Please ensure Javascript is enabled for purposes of website accessibility

Dividend Stocks

Investing in dividend stocks is a good way to build long-term wealth.

Dividend stocks aren’t dependent on their share price rising to be successful investments. When you buy a dividend stock, you’ll receive a steady stream of income—generally on a quarterly basis. If the market crashes and the share price begins to fall, the nice 3% or 4% yield (or higher) will soften the blow.

Dividends are a measure of a company’s success and its commitment to shareholders. The companies that consistently grow their dividends are the ones whose sales and earnings are also growing. Companies that lose money or fail to grow usually don’t pay a dividend.

When a company pays a dividend—and especially if it makes an effort to increase that dividend every year—it shows that it cares about rewarding shareholders. Paying a dividend is also a savvy way to attract investors, which is why the share prices of most dividend stocks appreciate over time.

Dividend-paying stocks aren’t going to make you rich overnight. But they can significantly build up your nest egg if you buy and hold them for years, or even decades.

Not all dividend-paying stocks build wealth. You need to search for investments with timelessness and longevity—companies that are sure to not only be around 20 or 30 years from now, but still thriving. Dividend stocks become more powerful, and usually make up a larger part of your annual return, the longer you hold on to them.

For example, if you had bought Wal-Mart (WMT) in April 1990, your current yield on cost would be about 19%. That means you’d be collecting 19% of the value of your original investment every year from dividends alone. If you’d invested $10,000, you’d now be collecting about $1,900 in dividend payments every year.

With investments like these, it’s best to let your money work for you as long as possible.

That can mean riding out some tough times. Wal-Mart declined 23% during the 2000 bear market, for example. Selling as the stock declined would have saved you some money in the short term, but you also would have forfeited that 19% annual yield.

When buying dividend stocks, you have two options. You can either collect the quarterly income or reinvest it to buy more shares. The latter is called a Dividend Reinvestment Plan, or DRIP, and is an easy way to increase the value of your position without having to do much.

To help you find the best dividend stocks, we offer two dividend services at Cabot Wealth Network. Those are the Cabot Dividend Investor, a service that has beaten the market since its February 2014 inception, and Cabot Income Advisor, an advisory that combines high-yield dividend stocks with covered calls options trading to earn more income. Both advisories are run by our dividend investing expert, Tom Hutchinson.

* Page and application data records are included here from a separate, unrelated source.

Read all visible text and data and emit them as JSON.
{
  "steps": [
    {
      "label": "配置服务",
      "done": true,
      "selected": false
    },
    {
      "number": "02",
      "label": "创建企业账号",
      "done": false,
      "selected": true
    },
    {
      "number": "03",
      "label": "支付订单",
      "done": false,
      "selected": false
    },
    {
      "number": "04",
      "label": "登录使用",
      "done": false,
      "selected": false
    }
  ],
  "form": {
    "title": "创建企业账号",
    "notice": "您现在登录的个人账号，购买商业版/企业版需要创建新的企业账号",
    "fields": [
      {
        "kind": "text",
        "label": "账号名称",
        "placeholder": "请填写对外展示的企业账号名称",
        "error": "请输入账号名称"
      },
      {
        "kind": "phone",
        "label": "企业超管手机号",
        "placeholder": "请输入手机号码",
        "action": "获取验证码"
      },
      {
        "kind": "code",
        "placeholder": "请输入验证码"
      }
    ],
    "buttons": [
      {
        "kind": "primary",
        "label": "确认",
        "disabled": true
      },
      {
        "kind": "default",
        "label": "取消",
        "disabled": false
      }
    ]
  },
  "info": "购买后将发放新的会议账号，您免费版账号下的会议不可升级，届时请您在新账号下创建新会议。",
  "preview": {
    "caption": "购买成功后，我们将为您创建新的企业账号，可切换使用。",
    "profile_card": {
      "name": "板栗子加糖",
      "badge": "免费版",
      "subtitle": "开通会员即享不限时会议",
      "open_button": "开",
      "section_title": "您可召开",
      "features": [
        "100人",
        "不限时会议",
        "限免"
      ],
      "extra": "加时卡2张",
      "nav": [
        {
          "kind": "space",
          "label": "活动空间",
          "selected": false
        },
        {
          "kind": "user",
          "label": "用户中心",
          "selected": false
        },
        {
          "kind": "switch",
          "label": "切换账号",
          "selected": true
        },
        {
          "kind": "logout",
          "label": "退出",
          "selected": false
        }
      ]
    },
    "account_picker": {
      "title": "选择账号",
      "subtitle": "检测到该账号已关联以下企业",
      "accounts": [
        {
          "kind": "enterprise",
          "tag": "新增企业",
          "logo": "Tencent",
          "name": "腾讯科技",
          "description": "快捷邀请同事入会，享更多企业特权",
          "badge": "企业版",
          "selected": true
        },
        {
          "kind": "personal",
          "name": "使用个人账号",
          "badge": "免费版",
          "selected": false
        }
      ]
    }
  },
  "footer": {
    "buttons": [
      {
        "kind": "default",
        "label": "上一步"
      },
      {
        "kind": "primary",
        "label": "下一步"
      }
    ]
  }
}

Dividend Stocks Post Archives
In a low interest rate environment, these five investing tips can help fortify the portfolio of any income investor or retiree.
The bullish start to 2023 has many investors optimistic that we’ve avoided the Fed’s “hard landing” scenario. Here are two stocks that can do well in either case.
Dividends are a useful way to add yield to your portfolio and these three dividend-paying stocks look good for 2023.
A retirement savings calculator isn’t an exact projection, but it can be a good starting point when planning for retirement.
More than 75% of the S&P 500 pays a dividend these days. Here are the 10 highest-paying dividend stocks in the index.
Any income investor should know how to reinvest dividends. Whether you should depends on what you’re looking for as an income investor.
Investing in a business development company is a high-risk, high-reward proposition for income investors. But you can mitigate risks.
In an increasingly volatile marketplace, safety has become a must for any portfolio. With that in mind, here are the best safe investments.
How long do you have to own a stock to get the dividend? The answer isn’t complicated; there are just a few things you need to know.
Special dividends are like surprise money for shareholders, though you can also seek out companies that are about to pay them. Here’s how.
Master Limited Partnerships (MLPs) are among the few palatable places to invest right now. Here are three of the best MLPs, according to Sure Dividend.
Reliable dividend stocks may seem obvious and boring. But if you buy them and hang on, they can make your future. These five stand out now.
Despite a broadly solid market, dividend payers lagged in 2021, but things are looking up. Here are 4 conservative dividend stocks for 2022.
Growth is difficult to come by in this market. Growth and income are even harder. The three best income stocks combine both elements.
Water, the most abundant resource on the planet, is becoming increasingly scarce in certain parts. These water stocks and ETFs are thriving.